from the early 1980s onwards has served to increase the perception that
maths is boring, difficult and geeky. The economic results are now
emerging. Fifty percent of UK employers are dissatisfied with the basic
numeracy of school leavers. There is also a massive gap being created
in high level mathematics, with City firms disproportionately recruiting
non-UK graduates. This, as Michael Gove has recognised, has significant
implications for the wider economy: mathematics is vital for economic
The modern economy is a “maths economy” in which mathematical skills
drive value in industries from energy to financial services.
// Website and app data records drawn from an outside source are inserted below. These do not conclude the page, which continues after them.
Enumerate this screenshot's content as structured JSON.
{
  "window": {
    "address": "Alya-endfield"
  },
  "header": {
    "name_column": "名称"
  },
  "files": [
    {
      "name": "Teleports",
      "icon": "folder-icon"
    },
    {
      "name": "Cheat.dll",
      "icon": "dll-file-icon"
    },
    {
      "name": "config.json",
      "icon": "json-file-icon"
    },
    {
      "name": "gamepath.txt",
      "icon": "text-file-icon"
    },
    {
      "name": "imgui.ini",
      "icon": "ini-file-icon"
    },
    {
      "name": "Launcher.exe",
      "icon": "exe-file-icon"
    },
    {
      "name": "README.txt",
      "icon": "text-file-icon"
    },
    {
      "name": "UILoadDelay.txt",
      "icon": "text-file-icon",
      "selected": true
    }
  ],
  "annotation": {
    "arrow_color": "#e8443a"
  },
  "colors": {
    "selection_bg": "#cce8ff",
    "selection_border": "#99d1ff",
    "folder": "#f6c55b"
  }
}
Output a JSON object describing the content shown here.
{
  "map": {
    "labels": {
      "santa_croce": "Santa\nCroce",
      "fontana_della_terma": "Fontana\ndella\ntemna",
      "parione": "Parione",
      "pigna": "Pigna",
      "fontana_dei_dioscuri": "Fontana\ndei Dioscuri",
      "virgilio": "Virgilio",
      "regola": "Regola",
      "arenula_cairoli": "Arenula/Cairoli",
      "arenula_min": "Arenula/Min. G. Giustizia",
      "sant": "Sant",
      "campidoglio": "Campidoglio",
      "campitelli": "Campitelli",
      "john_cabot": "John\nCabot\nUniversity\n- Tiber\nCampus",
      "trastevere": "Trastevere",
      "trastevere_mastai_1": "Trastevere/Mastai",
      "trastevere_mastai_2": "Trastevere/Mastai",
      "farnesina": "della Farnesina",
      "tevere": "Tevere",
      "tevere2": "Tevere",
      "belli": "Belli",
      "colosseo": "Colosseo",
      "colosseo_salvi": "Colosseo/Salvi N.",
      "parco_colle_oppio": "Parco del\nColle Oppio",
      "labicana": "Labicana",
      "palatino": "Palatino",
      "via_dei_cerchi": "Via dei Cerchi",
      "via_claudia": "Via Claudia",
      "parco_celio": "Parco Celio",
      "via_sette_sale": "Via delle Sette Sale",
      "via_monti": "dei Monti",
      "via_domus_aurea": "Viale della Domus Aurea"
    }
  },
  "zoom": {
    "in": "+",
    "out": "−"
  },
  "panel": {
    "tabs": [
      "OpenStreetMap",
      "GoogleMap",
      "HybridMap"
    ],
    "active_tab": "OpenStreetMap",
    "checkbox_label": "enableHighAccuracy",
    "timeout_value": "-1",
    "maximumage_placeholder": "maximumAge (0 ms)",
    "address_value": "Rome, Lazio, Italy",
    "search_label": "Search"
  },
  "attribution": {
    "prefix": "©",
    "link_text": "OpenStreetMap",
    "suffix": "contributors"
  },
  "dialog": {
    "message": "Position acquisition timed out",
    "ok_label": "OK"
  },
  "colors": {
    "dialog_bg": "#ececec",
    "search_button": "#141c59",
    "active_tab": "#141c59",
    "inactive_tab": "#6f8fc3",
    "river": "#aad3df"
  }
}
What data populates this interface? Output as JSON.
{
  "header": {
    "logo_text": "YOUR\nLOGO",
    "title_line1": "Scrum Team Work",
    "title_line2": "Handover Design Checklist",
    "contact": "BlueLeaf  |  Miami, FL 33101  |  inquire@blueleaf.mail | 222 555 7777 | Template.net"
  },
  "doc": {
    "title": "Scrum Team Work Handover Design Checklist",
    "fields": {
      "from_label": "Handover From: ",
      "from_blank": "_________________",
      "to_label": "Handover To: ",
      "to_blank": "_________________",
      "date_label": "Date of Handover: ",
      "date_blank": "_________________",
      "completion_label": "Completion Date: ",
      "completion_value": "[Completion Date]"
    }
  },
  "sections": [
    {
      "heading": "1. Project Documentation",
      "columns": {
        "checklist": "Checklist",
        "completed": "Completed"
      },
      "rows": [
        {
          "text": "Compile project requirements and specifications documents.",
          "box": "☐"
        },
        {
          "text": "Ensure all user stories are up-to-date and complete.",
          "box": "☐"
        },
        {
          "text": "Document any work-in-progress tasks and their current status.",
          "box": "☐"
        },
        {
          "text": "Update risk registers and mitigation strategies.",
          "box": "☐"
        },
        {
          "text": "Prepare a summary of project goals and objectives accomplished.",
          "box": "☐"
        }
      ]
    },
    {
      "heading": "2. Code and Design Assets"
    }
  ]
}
The new
“Masters of the Universe” in the City are no longer traders doing
deals; they are the “power mathematicians” who model future trends.
Yet, despite this country’s strong record of producing Nobel
prizewinners and Fields medalists, the UK is under threat from new
competitors entering this market.
The proportion of students studying A-level maths has dropped since 1989, a lost generation turned off by the new style of examinations and teaching. There has been a total reduction of 440,000 taking A-level since then, despite an ability for maths A-level to improve an individual’s income by ten percent. This lost generation has cost the British economy £9bn.
In an attempt to address the failed progressive teaching methods of the 1960s and 1970s there has been a “tightening Gordian knot of political control” over mathematics. Exams have become less stretching partly because of efforts to make them more “relevant” to the modern workplace and partly to show results have improved. But ironically, it is not work related problems that are critical – it is the core techniques of logical thinking and problem solving that are especially valuable in the modern economy. By adopting a “pick and mix” approach where pupils cover many subjects at a shallow level, pupils are not acquiring the basic toolkit to progress to the next level. They are not tackling the difficult challenge that can lead to the “eureka” moment and generate an excitement about mathematics.
So what must be done? The report argues that rigour should be restored to maths education by complete independence of the examination system and a reversal of the trend towards modularisation. A “new Alexander” is required to cut the Gordian knot of political control that has made Government rather than pupils and teachers responsible for results. Further – as Michael Gove has also put forward – more rigorous qualifications, such as the IGCSE, must be available to students in the state sector:
The Conservatives should seize the opportunity to push forward radical reforms that they have already been advocating – such as real school choice, more scope to vary teachers pay and rigorous qualifications – in order to end the three key causes of the problem: a lack of leadership from the discipline, misguided interference from successive governments and, most importantly, a basic lack of understanding in modern culture of the value of mathematics.
This is vital if the UK economy is to succeed in the battle of the maths economy.